━━━━━ Exercise material

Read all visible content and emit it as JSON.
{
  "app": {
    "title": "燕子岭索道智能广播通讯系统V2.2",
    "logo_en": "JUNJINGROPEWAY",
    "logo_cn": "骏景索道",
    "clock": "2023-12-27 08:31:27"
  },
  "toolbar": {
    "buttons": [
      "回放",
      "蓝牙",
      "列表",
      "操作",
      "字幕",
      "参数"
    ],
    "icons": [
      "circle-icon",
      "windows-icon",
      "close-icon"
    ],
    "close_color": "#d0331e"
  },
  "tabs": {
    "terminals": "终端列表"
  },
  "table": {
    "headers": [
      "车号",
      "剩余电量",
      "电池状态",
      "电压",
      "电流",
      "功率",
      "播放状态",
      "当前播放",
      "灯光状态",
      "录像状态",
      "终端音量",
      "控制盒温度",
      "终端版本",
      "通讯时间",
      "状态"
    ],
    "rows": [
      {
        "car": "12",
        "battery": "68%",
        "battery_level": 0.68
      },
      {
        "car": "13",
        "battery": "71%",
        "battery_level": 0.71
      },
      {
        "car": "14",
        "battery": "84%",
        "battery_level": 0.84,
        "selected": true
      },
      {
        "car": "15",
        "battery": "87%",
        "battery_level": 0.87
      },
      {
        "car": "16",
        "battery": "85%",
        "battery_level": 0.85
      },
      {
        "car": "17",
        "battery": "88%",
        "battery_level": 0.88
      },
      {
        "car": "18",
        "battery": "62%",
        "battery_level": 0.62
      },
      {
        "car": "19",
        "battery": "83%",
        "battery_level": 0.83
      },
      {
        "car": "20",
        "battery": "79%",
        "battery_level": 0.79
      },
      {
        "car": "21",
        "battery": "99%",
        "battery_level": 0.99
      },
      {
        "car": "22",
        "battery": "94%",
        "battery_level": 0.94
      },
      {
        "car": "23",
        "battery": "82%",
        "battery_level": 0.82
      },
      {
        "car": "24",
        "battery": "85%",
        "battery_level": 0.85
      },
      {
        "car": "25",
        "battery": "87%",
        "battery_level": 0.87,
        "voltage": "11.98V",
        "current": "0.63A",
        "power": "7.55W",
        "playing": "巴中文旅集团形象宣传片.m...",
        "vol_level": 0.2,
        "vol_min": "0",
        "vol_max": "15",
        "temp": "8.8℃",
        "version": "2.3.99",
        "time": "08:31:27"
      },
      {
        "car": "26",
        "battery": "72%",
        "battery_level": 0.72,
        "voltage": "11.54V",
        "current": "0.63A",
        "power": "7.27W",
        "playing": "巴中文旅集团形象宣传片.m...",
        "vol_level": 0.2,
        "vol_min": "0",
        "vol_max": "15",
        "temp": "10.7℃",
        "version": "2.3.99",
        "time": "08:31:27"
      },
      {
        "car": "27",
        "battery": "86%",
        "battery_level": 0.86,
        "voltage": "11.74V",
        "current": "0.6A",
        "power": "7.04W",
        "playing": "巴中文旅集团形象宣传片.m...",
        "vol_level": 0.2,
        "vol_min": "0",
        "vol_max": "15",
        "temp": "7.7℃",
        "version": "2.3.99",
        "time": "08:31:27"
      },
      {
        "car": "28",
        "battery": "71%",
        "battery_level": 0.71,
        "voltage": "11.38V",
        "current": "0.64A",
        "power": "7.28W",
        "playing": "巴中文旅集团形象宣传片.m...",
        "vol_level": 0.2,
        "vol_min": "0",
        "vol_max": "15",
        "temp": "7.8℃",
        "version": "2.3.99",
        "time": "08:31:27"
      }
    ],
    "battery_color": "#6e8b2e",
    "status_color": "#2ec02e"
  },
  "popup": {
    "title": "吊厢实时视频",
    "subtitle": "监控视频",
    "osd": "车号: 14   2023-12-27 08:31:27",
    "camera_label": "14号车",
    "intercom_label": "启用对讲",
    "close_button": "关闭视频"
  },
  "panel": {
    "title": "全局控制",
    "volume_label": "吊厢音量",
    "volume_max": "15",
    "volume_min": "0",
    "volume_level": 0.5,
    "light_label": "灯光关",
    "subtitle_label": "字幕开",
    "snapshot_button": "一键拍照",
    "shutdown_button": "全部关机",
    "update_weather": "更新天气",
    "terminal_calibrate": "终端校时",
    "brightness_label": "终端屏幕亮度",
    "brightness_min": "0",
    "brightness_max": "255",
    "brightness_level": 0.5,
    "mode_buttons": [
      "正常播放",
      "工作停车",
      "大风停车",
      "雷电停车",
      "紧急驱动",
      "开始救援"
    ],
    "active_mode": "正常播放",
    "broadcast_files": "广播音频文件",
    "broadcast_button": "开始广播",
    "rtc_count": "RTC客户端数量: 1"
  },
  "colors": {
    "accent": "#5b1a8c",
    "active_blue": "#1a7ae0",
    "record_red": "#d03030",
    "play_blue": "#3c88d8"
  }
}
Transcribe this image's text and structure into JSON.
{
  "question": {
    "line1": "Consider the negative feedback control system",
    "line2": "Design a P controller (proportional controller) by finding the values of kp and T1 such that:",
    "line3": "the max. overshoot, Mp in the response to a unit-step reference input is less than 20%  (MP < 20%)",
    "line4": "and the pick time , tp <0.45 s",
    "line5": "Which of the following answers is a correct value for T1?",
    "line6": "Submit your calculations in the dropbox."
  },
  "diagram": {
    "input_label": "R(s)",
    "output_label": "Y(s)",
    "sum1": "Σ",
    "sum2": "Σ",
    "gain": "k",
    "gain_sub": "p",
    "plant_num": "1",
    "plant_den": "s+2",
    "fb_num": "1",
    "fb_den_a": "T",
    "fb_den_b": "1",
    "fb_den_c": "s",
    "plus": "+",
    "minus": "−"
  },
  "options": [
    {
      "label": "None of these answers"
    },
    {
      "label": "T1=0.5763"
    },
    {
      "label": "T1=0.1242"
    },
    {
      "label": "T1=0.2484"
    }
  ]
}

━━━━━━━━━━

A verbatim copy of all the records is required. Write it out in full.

Read all visible content and emit it as JSON.
{
  "app": {
    "title": "燕子岭索道智能广播通讯系统V2.2",
    "logo_en": "JUNJINGROPEWAY",
    "logo_cn": "骏景索道",
    "clock": "2023-12-27 08:31:27"
  },
  "toolbar": {
    "buttons": [
      "回放",
      "蓝牙",
      "列表",
      "操作",
      "字幕",
      "参数"
    ],
    "icons": [
      "circle-icon",
      "windows-icon",
      "close-icon"
    ],
    "close_color": "#d0331e"
  },
  "tabs": {
    "terminals": "终端列表"
  },
  "table": {
    "headers": [
      "车号",
      "剩余电量",
      "电池状态",
      "电压",
      "电流",
      "功率",
      "播放状态",
      "当前播放",
      "灯光状态",
      "录像状态",
      "终端音量",
      "控制盒温度",
      "终端版本",
      "通讯时间",
      "状态"
    ],
    "rows": [
      {
        "car": "12",
        "battery": "68%",
        "battery_level": 0.68
      },
      {
        "car": "13",
        "battery": "71%",
        "battery_level": 0.71
      },
      {
        "car": "14",
        "battery": "84%",
        "battery_level": 0.84,
        "selected": true
      },
      {
        "car": "15",
        "battery": "87%",
        "battery_level": 0.87
      },
      {
        "car": "16",
        "battery": "85%",
        "battery_level": 0.85
      },
      {
        "car": "17",
        "battery": "88%",
        "battery_level": 0.88
      },
      {
        "car": "18",
        "battery": "62%",
        "battery_level": 0.62
      },
      {
        "car": "19",
        "battery": "83%",
        "battery_level": 0.83
      },
      {
        "car": "20",
        "battery": "79%",
        "battery_level": 0.79
      },
      {
        "car": "21",
        "battery": "99%",
        "battery_level": 0.99
      },
      {
        "car": "22",
        "battery": "94%",
        "battery_level": 0.94
      },
      {
        "car": "23",
        "battery": "82%",
        "battery_level": 0.82
      },
      {
        "car": "24",
        "battery": "85%",
        "battery_level": 0.85
      },
      {
        "car": "25",
        "battery": "87%",
        "battery_level": 0.87,
        "voltage": "11.98V",
        "current": "0.63A",
        "power": "7.55W",
        "playing": "巴中文旅集团形象宣传片.m...",
        "vol_level": 0.2,
        "vol_min": "0",
        "vol_max": "15",
        "temp": "8.8℃",
        "version": "2.3.99",
        "time": "08:31:27"
      },
      {
        "car": "26",
        "battery": "72%",
        "battery_level": 0.72,
        "voltage": "11.54V",
        "current": "0.63A",
        "power": "7.27W",
        "playing": "巴中文旅集团形象宣传片.m...",
        "vol_level": 0.2,
        "vol_min": "0",
        "vol_max": "15",
        "temp": "10.7℃",
        "version": "2.3.99",
        "time": "08:31:27"
      },
      {
        "car": "27",
        "battery": "86%",
        "battery_level": 0.86,
        "voltage": "11.74V",
        "current": "0.6A",
        "power": "7.04W",
        "playing": "巴中文旅集团形象宣传片.m...",
        "vol_level": 0.2,
        "vol_min": "0",
        "vol_max": "15",
        "temp": "7.7℃",
        "version": "2.3.99",
        "time": "08:31:27"
      },
      {
        "car": "28",
        "battery": "71%",
        "battery_level": 0.71,
        "voltage": "11.38V",
        "current": "0.64A",
        "power": "7.28W",
        "playing": "巴中文旅集团形象宣传片.m...",
        "vol_level": 0.2,
        "vol_min": "0",
        "vol_max": "15",
        "temp": "7.8℃",
        "version": "2.3.99",
        "time": "08:31:27"
      }
    ],
    "battery_color": "#6e8b2e",
    "status_color": "#2ec02e"
  },
  "popup": {
    "title": "吊厢实时视频",
    "subtitle": "监控视频",
    "osd": "车号: 14   2023-12-27 08:31:27",
    "camera_label": "14号车",
    "intercom_label": "启用对讲",
    "close_button": "关闭视频"
  },
  "panel": {
    "title": "全局控制",
    "volume_label": "吊厢音量",
    "volume_max": "15",
    "volume_min": "0",
    "volume_level": 0.5,
    "light_label": "灯光关",
    "subtitle_label": "字幕开",
    "snapshot_button": "一键拍照",
    "shutdown_button": "全部关机",
    "update_weather": "更新天气",
    "terminal_calibrate": "终端校时",
    "brightness_label": "终端屏幕亮度",
    "brightness_min": "0",
    "brightness_max": "255",
    "brightness_level": 0.5,
    "mode_buttons": [
      "正常播放",
      "工作停车",
      "大风停车",
      "雷电停车",
      "紧急驱动",
      "开始救援"
    ],
    "active_mode": "正常播放",
    "broadcast_files": "广播音频文件",
    "broadcast_button": "开始广播",
    "rtc_count": "RTC客户端数量: 1"
  },
  "colors": {
    "accent": "#5b1a8c",
    "active_blue": "#1a7ae0",
    "record_red": "#d03030",
    "play_blue": "#3c88d8"
  }
}
Transcribe this image's text and structure into JSON.
{
  "question": {
    "line1": "Consider the negative feedback control system",
    "line2": "Design a P controller (proportional controller) by finding the values of kp and T1 such that:",
    "line3": "the max. overshoot, Mp in the response to a unit-step reference input is less than 20%  (MP < 20%)",
    "line4": "and the pick time , tp <0.45 s",
    "line5": "Which of the following answers is a correct value for T1?",
    "line6": "Submit your calculations in the dropbox."
  },
  "diagram": {
    "input_label": "R(s)",
    "output_label": "Y(s)",
    "sum1": "Σ",
    "sum2": "Σ",
    "gain": "k",
    "gain_sub": "p",
    "plant_num": "1",
    "plant_den": "s+2",
    "fb_num": "1",
    "fb_den_a": "T",
    "fb_den_b": "1",
    "fb_den_c": "s",
    "plus": "+",
    "minus": "−"
  },
  "options": [
    {
      "label": "None of these answers"
    },
    {
      "label": "T1=0.5763"
    },
    {
      "label": "T1=0.1242"
    },
    {
      "label": "T1=0.2484"
    }
  ]
}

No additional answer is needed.